In Wynar v. Douglas County School Dist. (9th Cir. 2013) — F.3d —-, 2013 WL 4566354, a Nevada high school student sent a number of increasingly violent and threatening instant messages via social media to his friends. In the messages (apparently sent from home, outside of school hours), the student bragged about his weapons, threatened to shoot specific classmates, and made other troubling, violent statements. The student was expelled based in large part on these instant messages. Subsequently, the student and his father sued the school district and individual educators for, among other things, violation of the student’s constitutional right to free expression. A district court granted summary judgment in favor of the school district, and held the educators were permitted to exercise disciplinary jurisdiction over, and to expel, the student.

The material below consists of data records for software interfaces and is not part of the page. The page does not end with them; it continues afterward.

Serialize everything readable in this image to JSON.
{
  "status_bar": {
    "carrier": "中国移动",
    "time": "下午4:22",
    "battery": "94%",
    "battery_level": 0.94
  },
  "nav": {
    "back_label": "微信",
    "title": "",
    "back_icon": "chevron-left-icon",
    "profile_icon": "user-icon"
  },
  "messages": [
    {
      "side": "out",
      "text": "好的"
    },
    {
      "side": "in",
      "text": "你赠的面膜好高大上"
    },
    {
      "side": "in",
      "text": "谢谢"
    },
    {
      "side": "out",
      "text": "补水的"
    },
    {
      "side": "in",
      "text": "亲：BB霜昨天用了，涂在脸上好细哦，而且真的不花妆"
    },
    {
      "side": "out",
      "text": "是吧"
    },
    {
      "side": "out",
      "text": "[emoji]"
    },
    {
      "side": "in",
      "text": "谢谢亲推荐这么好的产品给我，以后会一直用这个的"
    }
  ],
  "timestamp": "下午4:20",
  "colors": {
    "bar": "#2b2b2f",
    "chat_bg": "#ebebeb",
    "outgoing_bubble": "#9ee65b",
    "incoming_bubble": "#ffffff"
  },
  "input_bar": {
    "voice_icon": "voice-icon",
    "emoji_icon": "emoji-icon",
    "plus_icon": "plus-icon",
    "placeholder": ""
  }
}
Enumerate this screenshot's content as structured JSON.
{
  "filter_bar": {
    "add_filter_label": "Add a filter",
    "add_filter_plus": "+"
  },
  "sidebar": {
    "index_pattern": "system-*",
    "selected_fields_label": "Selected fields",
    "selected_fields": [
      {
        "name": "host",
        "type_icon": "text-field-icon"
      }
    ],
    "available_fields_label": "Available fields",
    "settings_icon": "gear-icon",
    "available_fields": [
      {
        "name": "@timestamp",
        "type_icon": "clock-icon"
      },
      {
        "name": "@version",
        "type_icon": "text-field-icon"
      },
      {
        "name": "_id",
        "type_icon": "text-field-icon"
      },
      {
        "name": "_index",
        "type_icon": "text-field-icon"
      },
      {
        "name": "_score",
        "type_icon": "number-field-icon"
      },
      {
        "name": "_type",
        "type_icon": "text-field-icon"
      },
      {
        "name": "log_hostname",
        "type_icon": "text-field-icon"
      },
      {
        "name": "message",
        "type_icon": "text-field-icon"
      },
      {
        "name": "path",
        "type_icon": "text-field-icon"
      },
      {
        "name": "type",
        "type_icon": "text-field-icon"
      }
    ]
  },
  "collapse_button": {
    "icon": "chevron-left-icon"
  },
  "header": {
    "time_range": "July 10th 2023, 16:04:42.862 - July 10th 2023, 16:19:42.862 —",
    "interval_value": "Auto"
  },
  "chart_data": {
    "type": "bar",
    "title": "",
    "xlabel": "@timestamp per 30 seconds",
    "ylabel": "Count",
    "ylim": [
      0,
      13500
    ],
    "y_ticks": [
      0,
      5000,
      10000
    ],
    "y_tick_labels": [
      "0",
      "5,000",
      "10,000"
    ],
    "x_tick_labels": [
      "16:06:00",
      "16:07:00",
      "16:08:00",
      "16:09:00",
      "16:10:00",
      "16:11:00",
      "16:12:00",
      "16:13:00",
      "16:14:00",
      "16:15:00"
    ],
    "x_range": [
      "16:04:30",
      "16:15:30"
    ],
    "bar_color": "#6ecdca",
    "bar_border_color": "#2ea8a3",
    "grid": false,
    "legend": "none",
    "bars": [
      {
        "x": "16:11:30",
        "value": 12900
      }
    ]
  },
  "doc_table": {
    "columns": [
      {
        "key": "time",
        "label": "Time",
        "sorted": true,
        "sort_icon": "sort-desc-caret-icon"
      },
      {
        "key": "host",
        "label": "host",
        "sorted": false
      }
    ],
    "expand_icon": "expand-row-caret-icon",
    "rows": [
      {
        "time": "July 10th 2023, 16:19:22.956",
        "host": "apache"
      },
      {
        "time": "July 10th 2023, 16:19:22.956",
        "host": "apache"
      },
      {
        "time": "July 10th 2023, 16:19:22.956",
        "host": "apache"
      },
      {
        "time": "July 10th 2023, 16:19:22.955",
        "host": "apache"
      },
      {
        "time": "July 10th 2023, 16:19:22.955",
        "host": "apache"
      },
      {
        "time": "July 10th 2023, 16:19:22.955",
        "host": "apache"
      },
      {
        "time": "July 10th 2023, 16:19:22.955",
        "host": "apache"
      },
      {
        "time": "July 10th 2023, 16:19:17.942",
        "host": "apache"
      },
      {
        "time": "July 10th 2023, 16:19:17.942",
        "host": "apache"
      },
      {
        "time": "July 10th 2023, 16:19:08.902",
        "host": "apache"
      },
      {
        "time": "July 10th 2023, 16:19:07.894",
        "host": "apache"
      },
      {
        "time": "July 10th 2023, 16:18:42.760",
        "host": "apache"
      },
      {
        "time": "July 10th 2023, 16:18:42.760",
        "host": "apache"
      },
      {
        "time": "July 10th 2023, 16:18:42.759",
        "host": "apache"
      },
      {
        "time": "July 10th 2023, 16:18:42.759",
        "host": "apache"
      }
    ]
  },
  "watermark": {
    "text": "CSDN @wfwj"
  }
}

The Ninth Circuit Court of Appeals applied the Tinker disruption standard even though the speech occurred off campus, and affirmed the district court’s grant of summary judgment. This decision – in contrast to recent student social media cases in the Third Circuit (e.g., Layshock v. Hermitage Sch. Dist. (3d Cir.2011) 650 F.3d 205 ) – demonstrates that educators may assert disciplinary jurisdiction over student cyberexpression that originates off-campus, and not during school hours, if it is reasonable for school officials to forecast a substantial disruption of, or material interference with, school activities.
This issue, and many more, that affect your school district will be covered in our Fall ThinkTank – more information about topics, dates, and locations can be found here!